Would you repeat all the lines below, exactly as they stand?
[[ The input, beginning ]]
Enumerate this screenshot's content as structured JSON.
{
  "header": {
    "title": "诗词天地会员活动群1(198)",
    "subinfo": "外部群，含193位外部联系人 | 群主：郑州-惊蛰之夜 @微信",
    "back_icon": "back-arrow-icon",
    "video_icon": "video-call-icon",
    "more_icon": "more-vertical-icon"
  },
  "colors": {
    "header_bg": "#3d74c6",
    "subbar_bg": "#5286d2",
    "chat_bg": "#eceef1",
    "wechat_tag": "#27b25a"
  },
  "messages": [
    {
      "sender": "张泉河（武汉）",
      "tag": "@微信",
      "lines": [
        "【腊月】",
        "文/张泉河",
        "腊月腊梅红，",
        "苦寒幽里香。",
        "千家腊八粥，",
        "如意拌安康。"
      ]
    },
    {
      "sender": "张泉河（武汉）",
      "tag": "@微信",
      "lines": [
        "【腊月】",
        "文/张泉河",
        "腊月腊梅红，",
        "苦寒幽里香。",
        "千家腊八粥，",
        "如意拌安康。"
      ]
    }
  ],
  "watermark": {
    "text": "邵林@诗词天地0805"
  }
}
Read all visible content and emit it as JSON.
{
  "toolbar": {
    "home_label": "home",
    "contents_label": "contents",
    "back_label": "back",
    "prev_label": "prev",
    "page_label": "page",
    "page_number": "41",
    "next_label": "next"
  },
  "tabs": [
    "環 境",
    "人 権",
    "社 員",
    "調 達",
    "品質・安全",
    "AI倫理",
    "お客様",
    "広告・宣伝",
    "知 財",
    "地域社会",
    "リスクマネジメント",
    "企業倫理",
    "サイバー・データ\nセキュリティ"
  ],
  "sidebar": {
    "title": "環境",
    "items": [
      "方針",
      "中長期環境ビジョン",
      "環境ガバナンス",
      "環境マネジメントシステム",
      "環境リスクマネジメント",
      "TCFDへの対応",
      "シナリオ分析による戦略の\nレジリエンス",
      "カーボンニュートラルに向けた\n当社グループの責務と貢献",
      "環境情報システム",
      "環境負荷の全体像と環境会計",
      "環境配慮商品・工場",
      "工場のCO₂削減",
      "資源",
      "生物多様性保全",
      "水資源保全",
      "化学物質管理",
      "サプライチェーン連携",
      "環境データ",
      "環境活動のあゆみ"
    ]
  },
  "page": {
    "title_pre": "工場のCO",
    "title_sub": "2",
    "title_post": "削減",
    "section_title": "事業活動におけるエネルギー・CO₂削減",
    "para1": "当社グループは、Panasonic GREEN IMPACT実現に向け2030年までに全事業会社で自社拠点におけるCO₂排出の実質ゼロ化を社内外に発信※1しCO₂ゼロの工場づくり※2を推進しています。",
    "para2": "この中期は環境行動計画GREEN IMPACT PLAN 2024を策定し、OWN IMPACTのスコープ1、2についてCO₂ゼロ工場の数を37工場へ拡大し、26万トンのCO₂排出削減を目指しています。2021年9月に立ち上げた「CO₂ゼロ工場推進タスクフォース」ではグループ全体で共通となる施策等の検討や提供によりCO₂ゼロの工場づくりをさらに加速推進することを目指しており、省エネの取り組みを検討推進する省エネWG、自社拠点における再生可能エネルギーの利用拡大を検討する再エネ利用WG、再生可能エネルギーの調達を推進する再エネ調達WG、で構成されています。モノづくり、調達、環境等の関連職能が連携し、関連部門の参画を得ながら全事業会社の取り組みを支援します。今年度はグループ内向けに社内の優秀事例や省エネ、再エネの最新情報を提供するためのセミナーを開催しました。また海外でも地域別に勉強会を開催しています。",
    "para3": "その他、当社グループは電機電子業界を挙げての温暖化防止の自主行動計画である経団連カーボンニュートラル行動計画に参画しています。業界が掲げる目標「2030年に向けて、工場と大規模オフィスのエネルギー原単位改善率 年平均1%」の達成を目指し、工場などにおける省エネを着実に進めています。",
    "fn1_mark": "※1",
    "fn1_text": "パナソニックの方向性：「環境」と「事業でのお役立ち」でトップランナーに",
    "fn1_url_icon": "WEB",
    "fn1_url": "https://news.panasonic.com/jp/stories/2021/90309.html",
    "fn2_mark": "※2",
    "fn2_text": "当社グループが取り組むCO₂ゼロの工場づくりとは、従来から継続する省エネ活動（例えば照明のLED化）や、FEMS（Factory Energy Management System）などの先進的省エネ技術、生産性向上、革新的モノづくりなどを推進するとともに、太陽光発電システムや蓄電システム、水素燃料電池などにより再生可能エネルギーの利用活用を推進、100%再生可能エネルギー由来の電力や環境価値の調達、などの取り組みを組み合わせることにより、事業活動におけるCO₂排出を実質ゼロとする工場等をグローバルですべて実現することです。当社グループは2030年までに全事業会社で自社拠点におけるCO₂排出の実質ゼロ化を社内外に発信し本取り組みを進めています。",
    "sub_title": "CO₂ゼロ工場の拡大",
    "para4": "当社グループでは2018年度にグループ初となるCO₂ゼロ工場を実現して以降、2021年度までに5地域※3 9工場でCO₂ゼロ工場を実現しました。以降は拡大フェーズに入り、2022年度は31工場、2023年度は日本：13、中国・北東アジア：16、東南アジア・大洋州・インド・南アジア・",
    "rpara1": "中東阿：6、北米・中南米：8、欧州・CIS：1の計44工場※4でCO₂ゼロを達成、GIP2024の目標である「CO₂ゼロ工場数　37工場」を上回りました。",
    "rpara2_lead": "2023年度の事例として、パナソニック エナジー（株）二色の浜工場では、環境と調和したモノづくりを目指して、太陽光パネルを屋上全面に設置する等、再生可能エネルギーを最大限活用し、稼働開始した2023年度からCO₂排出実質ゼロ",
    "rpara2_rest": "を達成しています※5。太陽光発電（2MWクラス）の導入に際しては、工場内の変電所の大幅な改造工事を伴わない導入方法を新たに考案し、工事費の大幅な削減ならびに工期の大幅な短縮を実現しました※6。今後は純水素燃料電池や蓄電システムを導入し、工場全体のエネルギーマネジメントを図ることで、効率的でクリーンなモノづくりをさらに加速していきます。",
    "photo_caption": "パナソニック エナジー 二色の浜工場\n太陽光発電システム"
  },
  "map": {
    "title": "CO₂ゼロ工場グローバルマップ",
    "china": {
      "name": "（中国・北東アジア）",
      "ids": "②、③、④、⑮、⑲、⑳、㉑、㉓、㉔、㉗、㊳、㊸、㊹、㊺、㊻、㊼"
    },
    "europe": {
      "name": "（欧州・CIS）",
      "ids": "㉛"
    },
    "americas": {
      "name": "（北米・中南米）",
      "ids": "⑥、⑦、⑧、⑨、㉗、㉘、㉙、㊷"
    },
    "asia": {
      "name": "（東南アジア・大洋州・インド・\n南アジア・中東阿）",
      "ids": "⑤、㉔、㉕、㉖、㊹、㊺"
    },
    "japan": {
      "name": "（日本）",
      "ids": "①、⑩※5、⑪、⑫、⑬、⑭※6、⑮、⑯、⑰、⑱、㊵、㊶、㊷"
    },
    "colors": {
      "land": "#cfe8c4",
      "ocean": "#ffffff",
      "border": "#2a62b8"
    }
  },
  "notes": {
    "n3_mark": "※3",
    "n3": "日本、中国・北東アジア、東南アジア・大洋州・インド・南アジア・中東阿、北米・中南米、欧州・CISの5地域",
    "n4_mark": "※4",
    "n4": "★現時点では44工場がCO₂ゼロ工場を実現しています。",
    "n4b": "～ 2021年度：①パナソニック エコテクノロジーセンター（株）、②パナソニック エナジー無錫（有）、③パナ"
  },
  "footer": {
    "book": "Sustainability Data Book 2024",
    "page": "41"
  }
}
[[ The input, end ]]
Result below
Enumerate this screenshot's content as structured JSON.
{
  "header": {
    "title": "诗词天地会员活动群1(198)",
    "subinfo": "外部群，含193位外部联系人 | 群主：郑州-惊蛰之夜 @微信",
    "back_icon": "back-arrow-icon",
    "video_icon": "video-call-icon",
    "more_icon": "more-vertical-icon"
  },
  "colors": {
    "header_bg": "#3d74c6",
    "subbar_bg": "#5286d2",
    "chat_bg": "#eceef1",
    "wechat_tag": "#27b25a"
  },
  "messages": [
    {
      "sender": "张泉河（武汉）",
      "tag": "@微信",
      "lines": [
        "【腊月】",
        "文/张泉河",
        "腊月腊梅红，",
        "苦寒幽里香。",
        "千家腊八粥，",
        "如意拌安康。"
      ]
    },
    {
      "sender": "张泉河（武汉）",
      "tag": "@微信",
      "lines": [
        "【腊月】",
        "文/张泉河",
        "腊月腊梅红，",
        "苦寒幽里香。",
        "千家腊八粥，",
        "如意拌安康。"
      ]
    }
  ],
  "watermark": {
    "text": "邵林@诗词天地0805"
  }
}
Read all visible content and emit it as JSON.
{
  "toolbar": {
    "home_label": "home",
    "contents_label": "contents",
    "back_label": "back",
    "prev_label": "prev",
    "page_label": "page",
    "page_number": "41",
    "next_label": "next"
  },
  "tabs": [
    "環 境",
    "人 権",
    "社 員",
    "調 達",
    "品質・安全",
    "AI倫理",
    "お客様",
    "広告・宣伝",
    "知 財",
    "地域社会",
    "リスクマネジメント",
    "企業倫理",
    "サイバー・データ\nセキュリティ"
  ],
  "sidebar": {
    "title": "環境",
    "items": [
      "方針",
      "中長期環境ビジョン",
      "環境ガバナンス",
      "環境マネジメントシステム",
      "環境リスクマネジメント",
      "TCFDへの対応",
      "シナリオ分析による戦略の\nレジリエンス",
      "カーボンニュートラルに向けた\n当社グループの責務と貢献",
      "環境情報システム",
      "環境負荷の全体像と環境会計",
      "環境配慮商品・工場",
      "工場のCO₂削減",
      "資源",
      "生物多様性保全",
      "水資源保全",
      "化学物質管理",
      "サプライチェーン連携",
      "環境データ",
      "環境活動のあゆみ"
    ]
  },
  "page": {
    "title_pre": "工場のCO",
    "title_sub": "2",
    "title_post": "削減",
    "section_title": "事業活動におけるエネルギー・CO₂削減",
    "para1": "当社グループは、Panasonic GREEN IMPACT実現に向け2030年までに全事業会社で自社拠点におけるCO₂排出の実質ゼロ化を社内外に発信※1しCO₂ゼロの工場づくり※2を推進しています。",
    "para2": "この中期は環境行動計画GREEN IMPACT PLAN 2024を策定し、OWN IMPACTのスコープ1、2についてCO₂ゼロ工場の数を37工場へ拡大し、26万トンのCO₂排出削減を目指しています。2021年9月に立ち上げた「CO₂ゼロ工場推進タスクフォース」ではグループ全体で共通となる施策等の検討や提供によりCO₂ゼロの工場づくりをさらに加速推進することを目指しており、省エネの取り組みを検討推進する省エネWG、自社拠点における再生可能エネルギーの利用拡大を検討する再エネ利用WG、再生可能エネルギーの調達を推進する再エネ調達WG、で構成されています。モノづくり、調達、環境等の関連職能が連携し、関連部門の参画を得ながら全事業会社の取り組みを支援します。今年度はグループ内向けに社内の優秀事例や省エネ、再エネの最新情報を提供するためのセミナーを開催しました。また海外でも地域別に勉強会を開催しています。",
    "para3": "その他、当社グループは電機電子業界を挙げての温暖化防止の自主行動計画である経団連カーボンニュートラル行動計画に参画しています。業界が掲げる目標「2030年に向けて、工場と大規模オフィスのエネルギー原単位改善率 年平均1%」の達成を目指し、工場などにおける省エネを着実に進めています。",
    "fn1_mark": "※1",
    "fn1_text": "パナソニックの方向性：「環境」と「事業でのお役立ち」でトップランナーに",
    "fn1_url_icon": "WEB",
    "fn1_url": "https://news.panasonic.com/jp/stories/2021/90309.html",
    "fn2_mark": "※2",
    "fn2_text": "当社グループが取り組むCO₂ゼロの工場づくりとは、従来から継続する省エネ活動（例えば照明のLED化）や、FEMS（Factory Energy Management System）などの先進的省エネ技術、生産性向上、革新的モノづくりなどを推進するとともに、太陽光発電システムや蓄電システム、水素燃料電池などにより再生可能エネルギーの利用活用を推進、100%再生可能エネルギー由来の電力や環境価値の調達、などの取り組みを組み合わせることにより、事業活動におけるCO₂排出を実質ゼロとする工場等をグローバルですべて実現することです。当社グループは2030年までに全事業会社で自社拠点におけるCO₂排出の実質ゼロ化を社内外に発信し本取り組みを進めています。",
    "sub_title": "CO₂ゼロ工場の拡大",
    "para4": "当社グループでは2018年度にグループ初となるCO₂ゼロ工場を実現して以降、2021年度までに5地域※3 9工場でCO₂ゼロ工場を実現しました。以降は拡大フェーズに入り、2022年度は31工場、2023年度は日本：13、中国・北東アジア：16、東南アジア・大洋州・インド・南アジア・",
    "rpara1": "中東阿：6、北米・中南米：8、欧州・CIS：1の計44工場※4でCO₂ゼロを達成、GIP2024の目標である「CO₂ゼロ工場数　37工場」を上回りました。",
    "rpara2_lead": "2023年度の事例として、パナソニック エナジー（株）二色の浜工場では、環境と調和したモノづくりを目指して、太陽光パネルを屋上全面に設置する等、再生可能エネルギーを最大限活用し、稼働開始した2023年度からCO₂排出実質ゼロ",
    "rpara2_rest": "を達成しています※5。太陽光発電（2MWクラス）の導入に際しては、工場内の変電所の大幅な改造工事を伴わない導入方法を新たに考案し、工事費の大幅な削減ならびに工期の大幅な短縮を実現しました※6。今後は純水素燃料電池や蓄電システムを導入し、工場全体のエネルギーマネジメントを図ることで、効率的でクリーンなモノづくりをさらに加速していきます。",
    "photo_caption": "パナソニック エナジー 二色の浜工場\n太陽光発電システム"
  },
  "map": {
    "title": "CO₂ゼロ工場グローバルマップ",
    "china": {
      "name": "（中国・北東アジア）",
      "ids": "②、③、④、⑮、⑲、⑳、㉑、㉓、㉔、㉗、㊳、㊸、㊹、㊺、㊻、㊼"
    },
    "europe": {
      "name": "（欧州・CIS）",
      "ids": "㉛"
    },
    "americas": {
      "name": "（北米・中南米）",
      "ids": "⑥、⑦、⑧、⑨、㉗、㉘、㉙、㊷"
    },
    "asia": {
      "name": "（東南アジア・大洋州・インド・\n南アジア・中東阿）",
      "ids": "⑤、㉔、㉕、㉖、㊹、㊺"
    },
    "japan": {
      "name": "（日本）",
      "ids": "①、⑩※5、⑪、⑫、⑬、⑭※6、⑮、⑯、⑰、⑱、㊵、㊶、㊷"
    },
    "colors": {
      "land": "#cfe8c4",
      "ocean": "#ffffff",
      "border": "#2a62b8"
    }
  },
  "notes": {
    "n3_mark": "※3",
    "n3": "日本、中国・北東アジア、東南アジア・大洋州・インド・南アジア・中東阿、北米・中南米、欧州・CISの5地域",
    "n4_mark": "※4",
    "n4": "★現時点では44工場がCO₂ゼロ工場を実現しています。",
    "n4b": "～ 2021年度：①パナソニック エコテクノロジーセンター（株）、②パナソニック エナジー無錫（有）、③パナ"
  },
  "footer": {
    "book": "Sustainability Data Book 2024",
    "page": "41"
  }
}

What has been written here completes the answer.